"A different issue is: what would have compelled these folk to do this?"

If the neolithic package wasn't effective along the atlantic coast that would explain the neolithic settlements hugging the coast and relying on sea food.

That would have left all the inland areas to foragers. As soon as someone figured out the dairy + grain option (if that is what happened) they could move inland.

That would have given the people who first developed the new diet all the Isles plus a large swathe of land along the Atlantic coast from the sea to the west edge of LBK - a potentially massive population expansion for the people who first figured it out.

#

"Corded Ware seems to get it's range from Corded Ware types not wanting to be around other Corded Ware types."

Pasturage?

Unknown said...

I wrote:
"Corded Ware seems to get it's range from Corded Ware types not wanting to be around other Corded Ware types."

Gray wrote:
"Pasturage?"

Yeah, maybe. But where there are settlements to look at they are very small. And very hard to find. Only about 30 Corded Ware houses have been identified so far, and people have been looking hard for them. There must have been plenty of pasture available.

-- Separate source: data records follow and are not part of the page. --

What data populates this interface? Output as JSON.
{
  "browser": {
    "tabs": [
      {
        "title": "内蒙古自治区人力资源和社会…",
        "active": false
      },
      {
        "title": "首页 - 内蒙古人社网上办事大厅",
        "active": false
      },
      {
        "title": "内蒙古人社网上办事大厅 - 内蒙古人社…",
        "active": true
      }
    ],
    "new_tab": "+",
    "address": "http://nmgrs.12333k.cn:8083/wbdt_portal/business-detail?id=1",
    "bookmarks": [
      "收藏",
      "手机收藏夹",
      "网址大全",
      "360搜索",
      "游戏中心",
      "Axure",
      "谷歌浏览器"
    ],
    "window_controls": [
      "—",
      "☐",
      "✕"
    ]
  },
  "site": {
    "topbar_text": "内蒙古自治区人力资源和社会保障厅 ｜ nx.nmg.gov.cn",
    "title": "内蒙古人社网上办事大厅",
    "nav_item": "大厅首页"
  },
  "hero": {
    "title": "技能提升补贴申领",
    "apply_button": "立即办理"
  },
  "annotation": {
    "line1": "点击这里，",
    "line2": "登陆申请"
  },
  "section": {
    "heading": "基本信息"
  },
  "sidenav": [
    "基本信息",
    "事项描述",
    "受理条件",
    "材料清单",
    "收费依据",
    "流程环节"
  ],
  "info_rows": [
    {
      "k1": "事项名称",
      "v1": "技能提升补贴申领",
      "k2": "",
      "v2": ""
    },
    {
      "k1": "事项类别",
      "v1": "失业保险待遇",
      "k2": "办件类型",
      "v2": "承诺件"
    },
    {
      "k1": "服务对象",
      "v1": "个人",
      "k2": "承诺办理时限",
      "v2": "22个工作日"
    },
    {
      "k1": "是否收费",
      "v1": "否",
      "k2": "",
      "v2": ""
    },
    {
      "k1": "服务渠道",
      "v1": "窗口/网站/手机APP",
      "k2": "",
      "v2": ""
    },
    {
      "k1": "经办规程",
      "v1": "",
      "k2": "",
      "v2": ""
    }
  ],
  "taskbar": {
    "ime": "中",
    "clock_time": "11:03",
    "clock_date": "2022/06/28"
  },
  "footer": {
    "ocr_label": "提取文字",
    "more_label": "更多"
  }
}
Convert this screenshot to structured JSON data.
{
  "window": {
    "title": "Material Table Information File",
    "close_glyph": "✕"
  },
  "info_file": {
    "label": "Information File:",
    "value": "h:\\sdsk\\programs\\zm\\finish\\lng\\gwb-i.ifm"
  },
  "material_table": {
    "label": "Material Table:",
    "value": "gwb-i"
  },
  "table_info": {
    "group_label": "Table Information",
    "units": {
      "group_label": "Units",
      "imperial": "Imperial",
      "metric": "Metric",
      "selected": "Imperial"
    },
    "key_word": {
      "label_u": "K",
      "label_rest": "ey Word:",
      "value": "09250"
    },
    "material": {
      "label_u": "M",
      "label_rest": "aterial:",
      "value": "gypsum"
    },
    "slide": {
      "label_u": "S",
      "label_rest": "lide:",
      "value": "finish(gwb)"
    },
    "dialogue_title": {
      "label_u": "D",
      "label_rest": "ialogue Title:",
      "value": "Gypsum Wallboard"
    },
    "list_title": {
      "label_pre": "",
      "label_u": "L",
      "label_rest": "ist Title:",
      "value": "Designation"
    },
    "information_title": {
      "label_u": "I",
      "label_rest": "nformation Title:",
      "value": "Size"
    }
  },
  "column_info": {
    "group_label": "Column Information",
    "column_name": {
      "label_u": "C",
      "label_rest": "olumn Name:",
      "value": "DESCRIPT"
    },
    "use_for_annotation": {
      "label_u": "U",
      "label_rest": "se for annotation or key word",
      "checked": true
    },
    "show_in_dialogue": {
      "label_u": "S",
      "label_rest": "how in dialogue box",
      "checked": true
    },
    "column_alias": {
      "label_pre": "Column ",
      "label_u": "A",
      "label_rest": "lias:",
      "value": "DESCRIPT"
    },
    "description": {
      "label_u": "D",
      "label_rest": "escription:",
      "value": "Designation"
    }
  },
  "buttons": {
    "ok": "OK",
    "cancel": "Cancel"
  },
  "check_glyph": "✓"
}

If you take a look the rare Corded Ware site at Wattendorf-Motzenstein (Mueller 2009) you see a very isolated settlement, there's not a lot of evidence of a wider network. And that might have meant they were self-sufficient but it would also mean they were operating close to bare subsistence.

If you have a choice, you go south, not north. Not this far north.

There is a lot of evidence at Motzenstein of relying on wild fauna -- the mass of the bone remains say they were living more on game than on cattle or other domesticates. And there was also a reliance on domesticated grain.

Winters were probably incredibly tough. So why not go south?

It feels like they were running from something. Maybe from each other. Maybe that signal of tuberculosis found among the LBK types was a lesson they learned about too much crowding when you're raising livestock and living so close to the land.